Top of Record set

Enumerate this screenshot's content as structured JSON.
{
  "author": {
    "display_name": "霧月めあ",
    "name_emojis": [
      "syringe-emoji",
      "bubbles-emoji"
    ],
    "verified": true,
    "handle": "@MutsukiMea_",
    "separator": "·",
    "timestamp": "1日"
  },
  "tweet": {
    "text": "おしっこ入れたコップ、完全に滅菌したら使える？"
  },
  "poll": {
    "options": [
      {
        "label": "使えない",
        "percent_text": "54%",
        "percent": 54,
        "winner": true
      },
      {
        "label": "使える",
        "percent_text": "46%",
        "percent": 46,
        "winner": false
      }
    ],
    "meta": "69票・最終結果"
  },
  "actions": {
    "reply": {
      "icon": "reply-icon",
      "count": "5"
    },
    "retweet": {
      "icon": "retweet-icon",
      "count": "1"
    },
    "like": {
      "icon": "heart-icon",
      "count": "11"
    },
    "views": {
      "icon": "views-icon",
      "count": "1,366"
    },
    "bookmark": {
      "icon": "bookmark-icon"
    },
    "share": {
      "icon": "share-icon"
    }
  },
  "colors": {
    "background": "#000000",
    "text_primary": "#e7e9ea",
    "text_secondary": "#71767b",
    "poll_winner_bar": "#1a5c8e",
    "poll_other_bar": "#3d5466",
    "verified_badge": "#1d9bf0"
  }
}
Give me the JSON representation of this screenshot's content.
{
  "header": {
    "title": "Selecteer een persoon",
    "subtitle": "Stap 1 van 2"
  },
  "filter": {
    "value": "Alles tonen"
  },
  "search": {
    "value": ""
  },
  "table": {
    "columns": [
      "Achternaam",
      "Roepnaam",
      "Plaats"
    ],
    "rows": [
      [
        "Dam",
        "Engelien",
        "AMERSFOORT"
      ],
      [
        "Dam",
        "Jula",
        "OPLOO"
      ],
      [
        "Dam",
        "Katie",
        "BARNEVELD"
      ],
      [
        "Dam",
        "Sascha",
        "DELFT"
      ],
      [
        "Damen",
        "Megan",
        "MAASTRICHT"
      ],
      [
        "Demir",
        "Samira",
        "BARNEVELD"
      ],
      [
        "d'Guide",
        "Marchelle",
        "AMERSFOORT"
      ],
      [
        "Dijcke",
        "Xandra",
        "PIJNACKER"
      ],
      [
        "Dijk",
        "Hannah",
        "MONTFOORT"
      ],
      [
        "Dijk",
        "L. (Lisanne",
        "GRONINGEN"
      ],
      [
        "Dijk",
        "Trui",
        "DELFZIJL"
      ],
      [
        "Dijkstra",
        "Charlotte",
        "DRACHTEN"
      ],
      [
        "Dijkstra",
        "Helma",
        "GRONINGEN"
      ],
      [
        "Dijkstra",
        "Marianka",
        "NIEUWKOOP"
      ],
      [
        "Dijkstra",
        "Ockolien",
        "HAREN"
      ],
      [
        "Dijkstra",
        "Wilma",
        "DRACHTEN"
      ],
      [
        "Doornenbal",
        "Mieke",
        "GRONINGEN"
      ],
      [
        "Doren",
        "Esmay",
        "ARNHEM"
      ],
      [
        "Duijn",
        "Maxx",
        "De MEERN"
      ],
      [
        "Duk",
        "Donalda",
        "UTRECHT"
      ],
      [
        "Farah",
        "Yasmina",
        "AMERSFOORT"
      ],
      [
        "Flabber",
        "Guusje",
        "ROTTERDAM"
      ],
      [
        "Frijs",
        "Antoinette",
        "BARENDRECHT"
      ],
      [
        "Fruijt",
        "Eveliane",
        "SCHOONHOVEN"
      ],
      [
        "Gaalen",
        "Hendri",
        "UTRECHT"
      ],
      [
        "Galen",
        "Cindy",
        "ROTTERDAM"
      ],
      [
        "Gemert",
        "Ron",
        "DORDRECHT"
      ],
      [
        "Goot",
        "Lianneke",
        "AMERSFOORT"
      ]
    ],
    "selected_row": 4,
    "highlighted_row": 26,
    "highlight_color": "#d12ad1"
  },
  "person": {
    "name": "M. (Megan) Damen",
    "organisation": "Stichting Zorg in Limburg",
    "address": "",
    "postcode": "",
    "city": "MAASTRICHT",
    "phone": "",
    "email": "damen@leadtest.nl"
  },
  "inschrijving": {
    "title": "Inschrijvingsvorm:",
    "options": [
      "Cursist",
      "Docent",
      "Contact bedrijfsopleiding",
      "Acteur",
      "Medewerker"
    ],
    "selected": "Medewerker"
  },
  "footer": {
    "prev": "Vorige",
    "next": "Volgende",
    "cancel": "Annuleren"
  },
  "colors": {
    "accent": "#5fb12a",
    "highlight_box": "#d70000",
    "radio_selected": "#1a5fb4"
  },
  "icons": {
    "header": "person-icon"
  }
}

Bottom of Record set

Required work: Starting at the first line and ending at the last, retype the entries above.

Task output:
Enumerate this screenshot's content as structured JSON.
{
  "author": {
    "display_name": "霧月めあ",
    "name_emojis": [
      "syringe-emoji",
      "bubbles-emoji"
    ],
    "verified": true,
    "handle": "@MutsukiMea_",
    "separator": "·",
    "timestamp": "1日"
  },
  "tweet": {
    "text": "おしっこ入れたコップ、完全に滅菌したら使える？"
  },
  "poll": {
    "options": [
      {
        "label": "使えない",
        "percent_text": "54%",
        "percent": 54,
        "winner": true
      },
      {
        "label": "使える",
        "percent_text": "46%",
        "percent": 46,
        "winner": false
      }
    ],
    "meta": "69票・最終結果"
  },
  "actions": {
    "reply": {
      "icon": "reply-icon",
      "count": "5"
    },
    "retweet": {
      "icon": "retweet-icon",
      "count": "1"
    },
    "like": {
      "icon": "heart-icon",
      "count": "11"
    },
    "views": {
      "icon": "views-icon",
      "count": "1,366"
    },
    "bookmark": {
      "icon": "bookmark-icon"
    },
    "share": {
      "icon": "share-icon"
    }
  },
  "colors": {
    "background": "#000000",
    "text_primary": "#e7e9ea",
    "text_secondary": "#71767b",
    "poll_winner_bar": "#1a5c8e",
    "poll_other_bar": "#3d5466",
    "verified_badge": "#1d9bf0"
  }
}
Give me the JSON representation of this screenshot's content.
{
  "header": {
    "title": "Selecteer een persoon",
    "subtitle": "Stap 1 van 2"
  },
  "filter": {
    "value": "Alles tonen"
  },
  "search": {
    "value": ""
  },
  "table": {
    "columns": [
      "Achternaam",
      "Roepnaam",
      "Plaats"
    ],
    "rows": [
      [
        "Dam",
        "Engelien",
        "AMERSFOORT"
      ],
      [
        "Dam",
        "Jula",
        "OPLOO"
      ],
      [
        "Dam",
        "Katie",
        "BARNEVELD"
      ],
      [
        "Dam",
        "Sascha",
        "DELFT"
      ],
      [
        "Damen",
        "Megan",
        "MAASTRICHT"
      ],
      [
        "Demir",
        "Samira",
        "BARNEVELD"
      ],
      [
        "d'Guide",
        "Marchelle",
        "AMERSFOORT"
      ],
      [
        "Dijcke",
        "Xandra",
        "PIJNACKER"
      ],
      [
        "Dijk",
        "Hannah",
        "MONTFOORT"
      ],
      [
        "Dijk",
        "L. (Lisanne",
        "GRONINGEN"
      ],
      [
        "Dijk",
        "Trui",
        "DELFZIJL"
      ],
      [
        "Dijkstra",
        "Charlotte",
        "DRACHTEN"
      ],
      [
        "Dijkstra",
        "Helma",
        "GRONINGEN"
      ],
      [
        "Dijkstra",
        "Marianka",
        "NIEUWKOOP"
      ],
      [
        "Dijkstra",
        "Ockolien",
        "HAREN"
      ],
      [
        "Dijkstra",
        "Wilma",
        "DRACHTEN"
      ],
      [
        "Doornenbal",
        "Mieke",
        "GRONINGEN"
      ],
      [
        "Doren",
        "Esmay",
        "ARNHEM"
      ],
      [
        "Duijn",
        "Maxx",
        "De MEERN"
      ],
      [
        "Duk",
        "Donalda",
        "UTRECHT"
      ],
      [
        "Farah",
        "Yasmina",
        "AMERSFOORT"
      ],
      [
        "Flabber",
        "Guusje",
        "ROTTERDAM"
      ],
      [
        "Frijs",
        "Antoinette",
        "BARENDRECHT"
      ],
      [
        "Fruijt",
        "Eveliane",
        "SCHOONHOVEN"
      ],
      [
        "Gaalen",
        "Hendri",
        "UTRECHT"
      ],
      [
        "Galen",
        "Cindy",
        "ROTTERDAM"
      ],
      [
        "Gemert",
        "Ron",
        "DORDRECHT"
      ],
      [
        "Goot",
        "Lianneke",
        "AMERSFOORT"
      ]
    ],
    "selected_row": 4,
    "highlighted_row": 26,
    "highlight_color": "#d12ad1"
  },
  "person": {
    "name": "M. (Megan) Damen",
    "organisation": "Stichting Zorg in Limburg",
    "address": "",
    "postcode": "",
    "city": "MAASTRICHT",
    "phone": "",
    "email": "damen@leadtest.nl"
  },
  "inschrijving": {
    "title": "Inschrijvingsvorm:",
    "options": [
      "Cursist",
      "Docent",
      "Contact bedrijfsopleiding",
      "Acteur",
      "Medewerker"
    ],
    "selected": "Medewerker"
  },
  "footer": {
    "prev": "Vorige",
    "next": "Volgende",
    "cancel": "Annuleren"
  },
  "colors": {
    "accent": "#5fb12a",
    "highlight_box": "#d70000",
    "radio_selected": "#1a5fb4"
  },
  "icons": {
    "header": "person-icon"
  }
}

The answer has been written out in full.